HARI SREENIVASAN: So for an American audience that’s watching what’s the significance that this violence is happening in Odessa, a western part of Ukraine, which isn’t close to Crimea, which isn’t close to the other areas that we’ve been talking about and hearing about in the last few days?
PHILIP SHISHKIN: You know, when you ask people here what ethnicity they are, what they identify with, they will say Odessan before they mention any ethnicity. Because it’s a major port city and has been for centuries. It has Russians, Ukrainians. It has always had a significance Jewish population.
And it’s always been this sort of cosmopolitan melting pot where people have lived, co-existed very peacefully with each other. So what we saw yesterday, and I don’t want to pre-judge some of how the events will unfold from here, but it had sort of (inaudible) of a civil conflict because it’s the first time in Ukrainian, in this latest spiral of separatist unrest that we have actually seen large numbers of civilians clashing with other civilians with massive deaths as a result.
And we can already see that both sides are trying to package what happened yesterday to their advantage.
HARI SREENIVASAN: Is there strategic importance, geographically? Is there psychological importance if Russia makes more claims to Odessa?
PHILIP SHISHKIN: It’s very a peculiar place where people do not exhibit pro-Russian sentiment to the extent that’s in Crimea or in parts of eastern Ukraine. And this is part of the reason why yesterday’s pro-Russian rally, why the shooting and the intimidation that the pro-Russians began met with such a forceful response. In Odessa, we see people pushing back and pushing back very hard and sometimes very violently, too.
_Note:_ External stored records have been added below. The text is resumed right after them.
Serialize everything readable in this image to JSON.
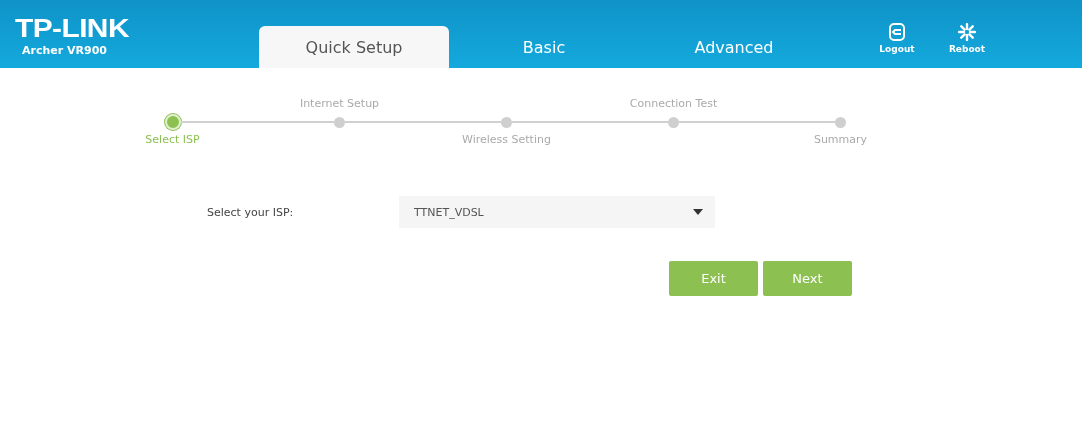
{
  "brand": {
    "logo": "TP-LINK",
    "model": "Archer VR900"
  },
  "tabs": [
    {
      "label": "Quick Setup",
      "selected": true
    },
    {
      "label": "Basic",
      "selected": false
    },
    {
      "label": "Advanced",
      "selected": false
    }
  ],
  "actions": [
    {
      "kind": "logout",
      "label": "Logout"
    },
    {
      "kind": "reboot",
      "label": "Reboot"
    }
  ],
  "steps": [
    {
      "label": "Select ISP",
      "selected": true
    },
    {
      "label": "Internet Setup",
      "selected": false
    },
    {
      "label": "Wireless Setting",
      "selected": false
    },
    {
      "label": "Connection Test",
      "selected": false
    },
    {
      "label": "Summary",
      "selected": false
    }
  ],
  "form": {
    "label": "Select your ISP:",
    "value": "TTNET_VDSL"
  },
  "buttons": [
    "Exit",
    "Next"
  ]
}
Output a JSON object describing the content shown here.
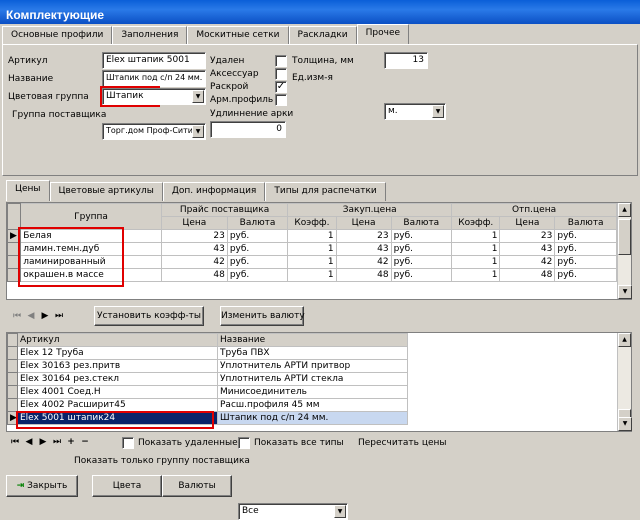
{
  "window": {
    "title": "Комплектующие"
  },
  "tabs": [
    "Основные профили",
    "Заполнения",
    "Москитные сетки",
    "Раскладки",
    "Прочее"
  ],
  "form": {
    "article_label": "Артикул",
    "article_value": "Elex штапик 5001",
    "name_label": "Название",
    "name_value": "Штапик под с/п 24 мм.",
    "color_group_label": "Цветовая группа",
    "color_group_value": "Штапик",
    "supplier_group_label": "Группа поставщика",
    "supplier_group_value": "Торг.дом Проф-Сити",
    "deleted_label": "Удален",
    "accessory_label": "Аксессуар",
    "cutting_label": "Раскрой",
    "arm_profile_label": "Арм.профиль",
    "arch_extension_label": "Удлиннение арки",
    "arch_extension_value": "0",
    "thickness_label": "Толщина, мм",
    "thickness_value": "13",
    "unit_label": "Ед.изм-я",
    "unit_value": "м.",
    "cutting_checked": "✓"
  },
  "subtabs": [
    "Цены",
    "Цветовые артикулы",
    "Доп. информация",
    "Типы для распечатки"
  ],
  "price_table": {
    "group_header": "Группа",
    "supplier_price_header": "Прайс поставщика",
    "purchase_price_header": "Закуп.цена",
    "sale_price_header": "Отп.цена",
    "price_col": "Цена",
    "currency_col": "Валюта",
    "coef_col": "Коэфф.",
    "rows": [
      {
        "group": "Белая",
        "price": "23",
        "cur": "руб.",
        "k1": "1",
        "p1": "23",
        "c1": "руб.",
        "k2": "1",
        "p2": "23",
        "c2": "руб."
      },
      {
        "group": "ламин.темн.дуб",
        "price": "43",
        "cur": "руб.",
        "k1": "1",
        "p1": "43",
        "c1": "руб.",
        "k2": "1",
        "p2": "43",
        "c2": "руб."
      },
      {
        "group": "ламинированный",
        "price": "42",
        "cur": "руб.",
        "k1": "1",
        "p1": "42",
        "c1": "руб.",
        "k2": "1",
        "p2": "42",
        "c2": "руб."
      },
      {
        "group": "окрашен.в массе",
        "price": "48",
        "cur": "руб.",
        "k1": "1",
        "p1": "48",
        "c1": "руб.",
        "k2": "1",
        "p2": "48",
        "c2": "руб."
      }
    ]
  },
  "buttons": {
    "set_coef": "Установить коэфф-ты",
    "change_currency": "Изменить валюту",
    "close": "Закрыть",
    "colors": "Цвета",
    "currencies": "Валюты"
  },
  "items_table": {
    "article_header": "Артикул",
    "name_header": "Название",
    "rows": [
      {
        "article": "Elex 12 Труба",
        "name": "Труба ПВХ"
      },
      {
        "article": "Elex 30163 рез.притв",
        "name": "Уплотнитель АРТИ притвор"
      },
      {
        "article": "Elex 30164 рез.стекл",
        "name": "Уплотнитель АРТИ стекла"
      },
      {
        "article": "Elex 4001 Соед.Н",
        "name": "Минисоединитель"
      },
      {
        "article": "Elex 4002 Расширит45",
        "name": "Расш.профиля 45 мм"
      },
      {
        "article": "Elex 5001 штапик24",
        "name": "Штапик под с/п 24 мм."
      }
    ]
  },
  "bottom": {
    "show_deleted": "Показать удаленные",
    "show_all_types": "Показать все типы",
    "recalc_prices": "Пересчитать цены",
    "show_only_supplier_group": "Показать только группу поставщика",
    "supplier_filter_value": "Все"
  },
  "icons": {
    "nav_first": "⏮",
    "nav_prev": "◀",
    "nav_next": "▶",
    "nav_last": "⏭",
    "nav_add": "+",
    "nav_delete": "−"
  }
}
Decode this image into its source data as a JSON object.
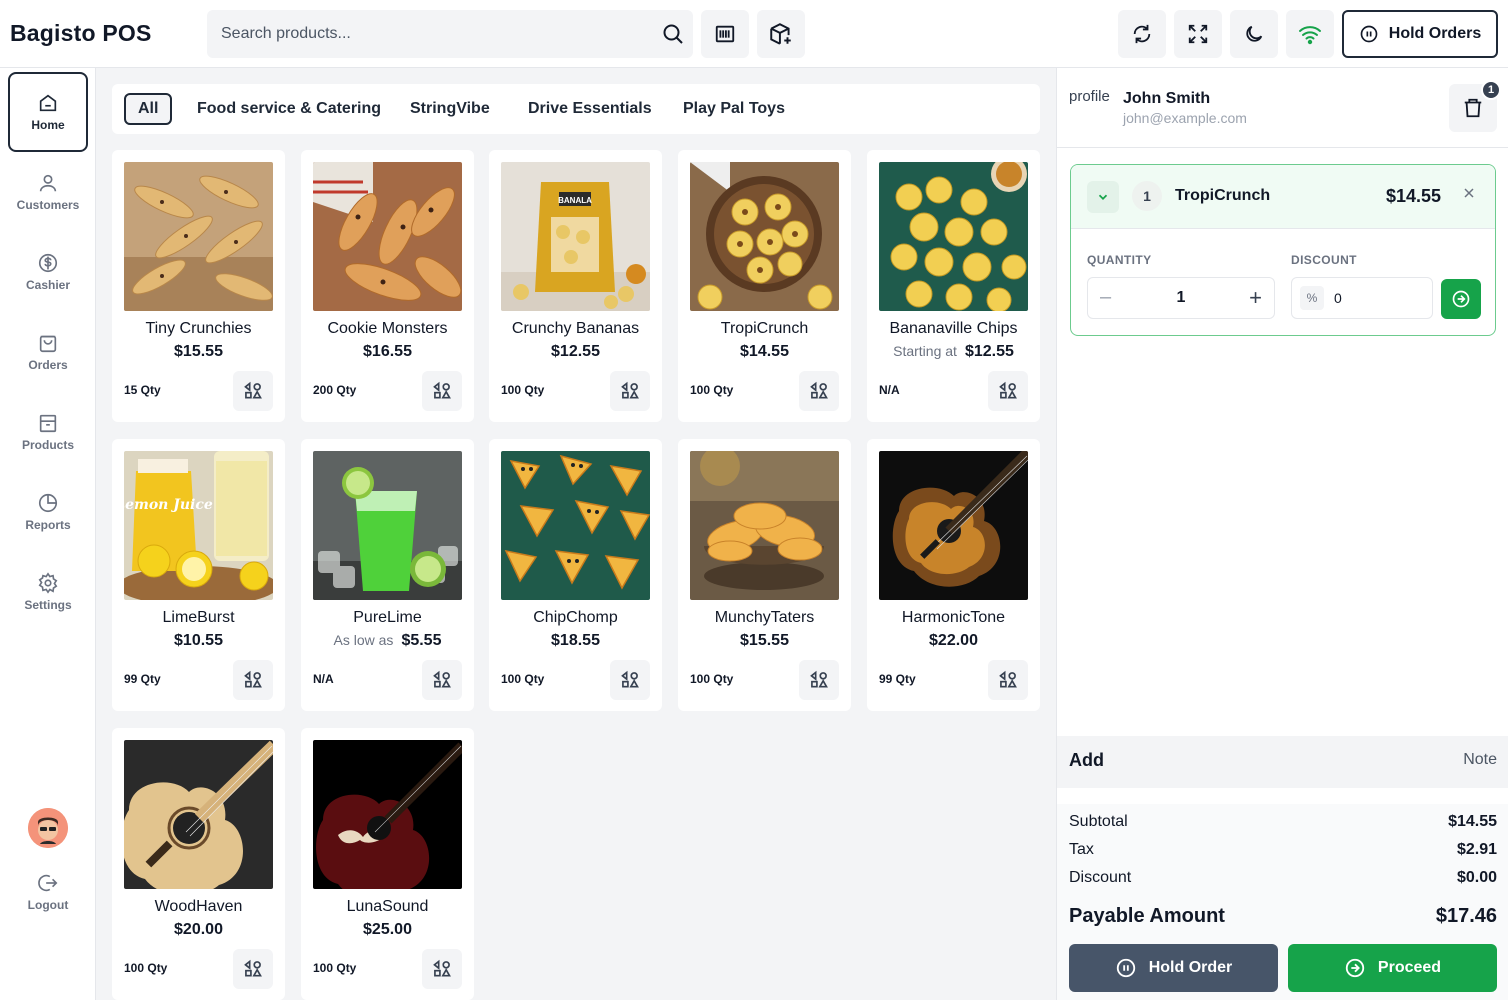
{
  "app": {
    "title": "Bagisto POS"
  },
  "search": {
    "placeholder": "Search products..."
  },
  "header": {
    "hold_orders_label": "Hold Orders"
  },
  "sidebar": {
    "items": [
      {
        "label": "Home",
        "icon": "home-icon",
        "active": true
      },
      {
        "label": "Customers",
        "icon": "user-icon"
      },
      {
        "label": "Cashier",
        "icon": "dollar-icon"
      },
      {
        "label": "Orders",
        "icon": "bag-icon"
      },
      {
        "label": "Products",
        "icon": "box-icon"
      },
      {
        "label": "Reports",
        "icon": "pie-chart-icon"
      },
      {
        "label": "Settings",
        "icon": "gear-icon"
      }
    ],
    "logout_label": "Logout"
  },
  "categories": [
    "All",
    "Food service & Catering",
    "StringVibe",
    "Drive Essentials",
    "Play Pal Toys"
  ],
  "products": [
    {
      "name": "Tiny Crunchies",
      "price": "$15.55",
      "price_prefix": "",
      "qty": "15 Qty"
    },
    {
      "name": "Cookie Monsters",
      "price": "$16.55",
      "price_prefix": "",
      "qty": "200 Qty"
    },
    {
      "name": "Crunchy Bananas",
      "price": "$12.55",
      "price_prefix": "",
      "qty": "100 Qty",
      "package_text": "BANALA"
    },
    {
      "name": "TropiCrunch",
      "price": "$14.55",
      "price_prefix": "",
      "qty": "100 Qty"
    },
    {
      "name": "Bananaville Chips",
      "price": "$12.55",
      "price_prefix": "Starting at",
      "qty": "N/A"
    },
    {
      "name": "LimeBurst",
      "price": "$10.55",
      "price_prefix": "",
      "qty": "99 Qty",
      "package_text": "Lemon Juice"
    },
    {
      "name": "PureLime",
      "price": "$5.55",
      "price_prefix": "As low as",
      "qty": "N/A"
    },
    {
      "name": "ChipChomp",
      "price": "$18.55",
      "price_prefix": "",
      "qty": "100 Qty"
    },
    {
      "name": "MunchyTaters",
      "price": "$15.55",
      "price_prefix": "",
      "qty": "100 Qty"
    },
    {
      "name": "HarmonicTone",
      "price": "$22.00",
      "price_prefix": "",
      "qty": "99 Qty"
    },
    {
      "name": "WoodHaven",
      "price": "$20.00",
      "price_prefix": "",
      "qty": "100 Qty"
    },
    {
      "name": "LunaSound",
      "price": "$25.00",
      "price_prefix": "",
      "qty": "100 Qty"
    }
  ],
  "customer": {
    "avatar_alt": "profile",
    "name": "John Smith",
    "email": "john@example.com",
    "cart_count": "1"
  },
  "cart": {
    "item": {
      "index": "1",
      "name": "TropiCrunch",
      "price": "$14.55",
      "quantity_label": "QUANTITY",
      "discount_label": "DISCOUNT",
      "quantity": "1",
      "discount_symbol": "%",
      "discount_value": "0"
    }
  },
  "note": {
    "add_label": "Add",
    "note_label": "Note"
  },
  "totals": {
    "subtotal_label": "Subtotal",
    "subtotal": "$14.55",
    "tax_label": "Tax",
    "tax": "$2.91",
    "discount_label": "Discount",
    "discount": "$0.00",
    "payable_label": "Payable Amount",
    "payable": "$17.46"
  },
  "actions": {
    "hold_label": "Hold Order",
    "proceed_label": "Proceed"
  },
  "colors": {
    "accent_green": "#16a34a",
    "dark": "#1f2937",
    "hold_button": "#475569",
    "wifi_green": "#16a34a"
  }
}
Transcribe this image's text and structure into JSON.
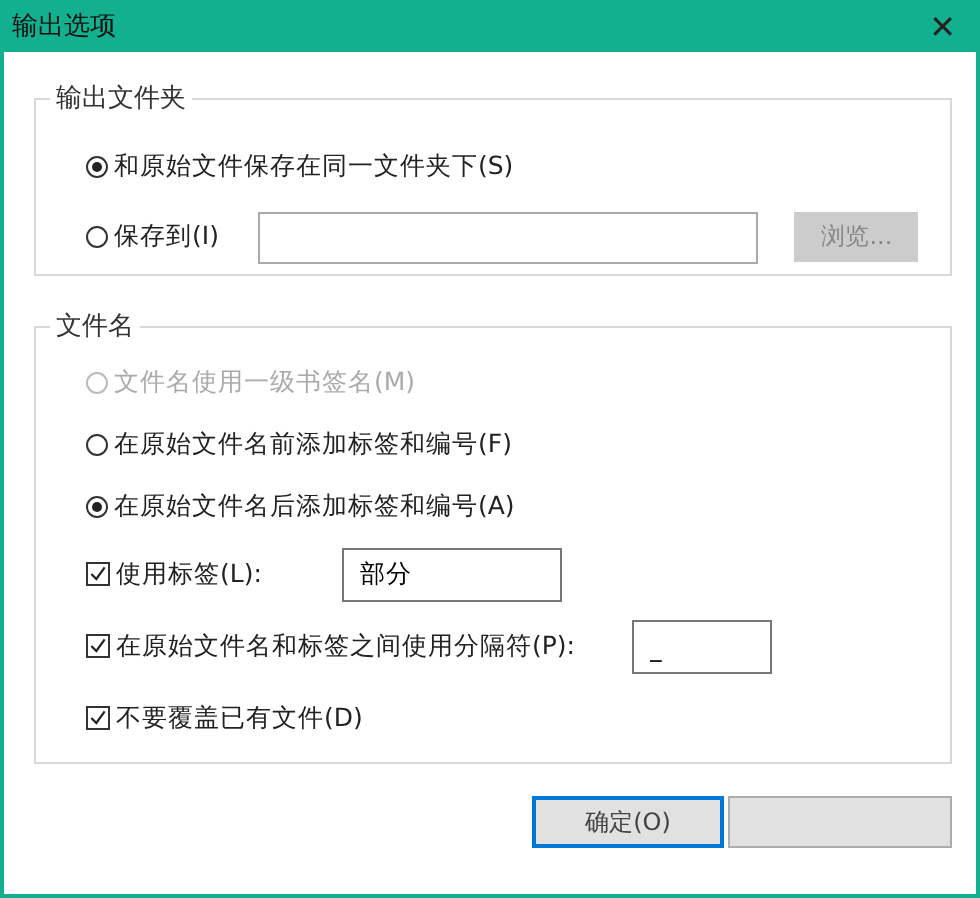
{
  "window": {
    "title": "输出选项",
    "close": "✕"
  },
  "output_folder": {
    "legend": "输出文件夹",
    "options": [
      {
        "label": "和原始文件保存在同一文件夹下(S)",
        "selected": true
      },
      {
        "label": "保存到(I)",
        "selected": false
      }
    ],
    "browse": {
      "label": "浏览...",
      "disabled": true
    }
  },
  "file_name": {
    "legend": "文件名",
    "options": [
      {
        "label": "文件名使用一级书签名(M)",
        "selected": false,
        "disabled": true
      },
      {
        "label": "在原始文件名前添加标签和编号(F)",
        "selected": false,
        "disabled": false
      },
      {
        "label": "在原始文件名后添加标签和编号(A)",
        "selected": true,
        "disabled": false
      }
    ],
    "checks": [
      {
        "label": "使用标签(L):",
        "checked": true,
        "value": "部分",
        "kind": "label"
      },
      {
        "label": "在原始文件名和标签之间使用分隔符(P):",
        "checked": true,
        "value": "_",
        "kind": "separator"
      },
      {
        "label": "不要覆盖已有文件(D)",
        "checked": true,
        "kind": "plain"
      }
    ]
  },
  "buttons": [
    {
      "label": "确定(O)",
      "default": true
    },
    {
      "default": false
    }
  ]
}
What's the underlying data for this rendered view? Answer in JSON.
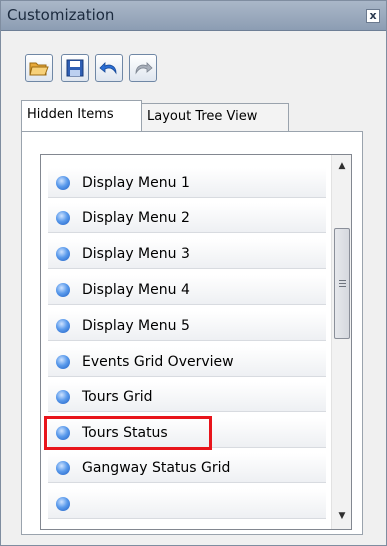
{
  "window": {
    "title": "Customization",
    "close_label": "x"
  },
  "toolbar": {
    "buttons": [
      {
        "name": "open",
        "icon": "folder-open-icon"
      },
      {
        "name": "save",
        "icon": "floppy-disk-icon"
      },
      {
        "name": "undo",
        "icon": "undo-arrow-icon"
      },
      {
        "name": "redo",
        "icon": "redo-arrow-icon",
        "disabled": true
      }
    ]
  },
  "tabs": [
    {
      "label": "Hidden Items",
      "active": true
    },
    {
      "label": "Layout Tree View",
      "active": false
    }
  ],
  "list": {
    "items": [
      {
        "label": "Display Menu 1"
      },
      {
        "label": "Display Menu 2"
      },
      {
        "label": "Display Menu 3"
      },
      {
        "label": "Display Menu 4"
      },
      {
        "label": "Display Menu 5"
      },
      {
        "label": "Events Grid Overview"
      },
      {
        "label": "Tours Grid"
      },
      {
        "label": "Tours Status",
        "highlighted": true
      },
      {
        "label": "Gangway Status Grid"
      }
    ]
  },
  "colors": {
    "highlight": "#e8141b",
    "bullet": "#3f84e0",
    "titlebar": "#9aaabf"
  }
}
HARI SREENIVASAN: All right. Philip Shiskin of The Wall Street Journal, joining us from Odessa via Skype. Thanks so much.
PHILIP SHISHKIN: Thank you.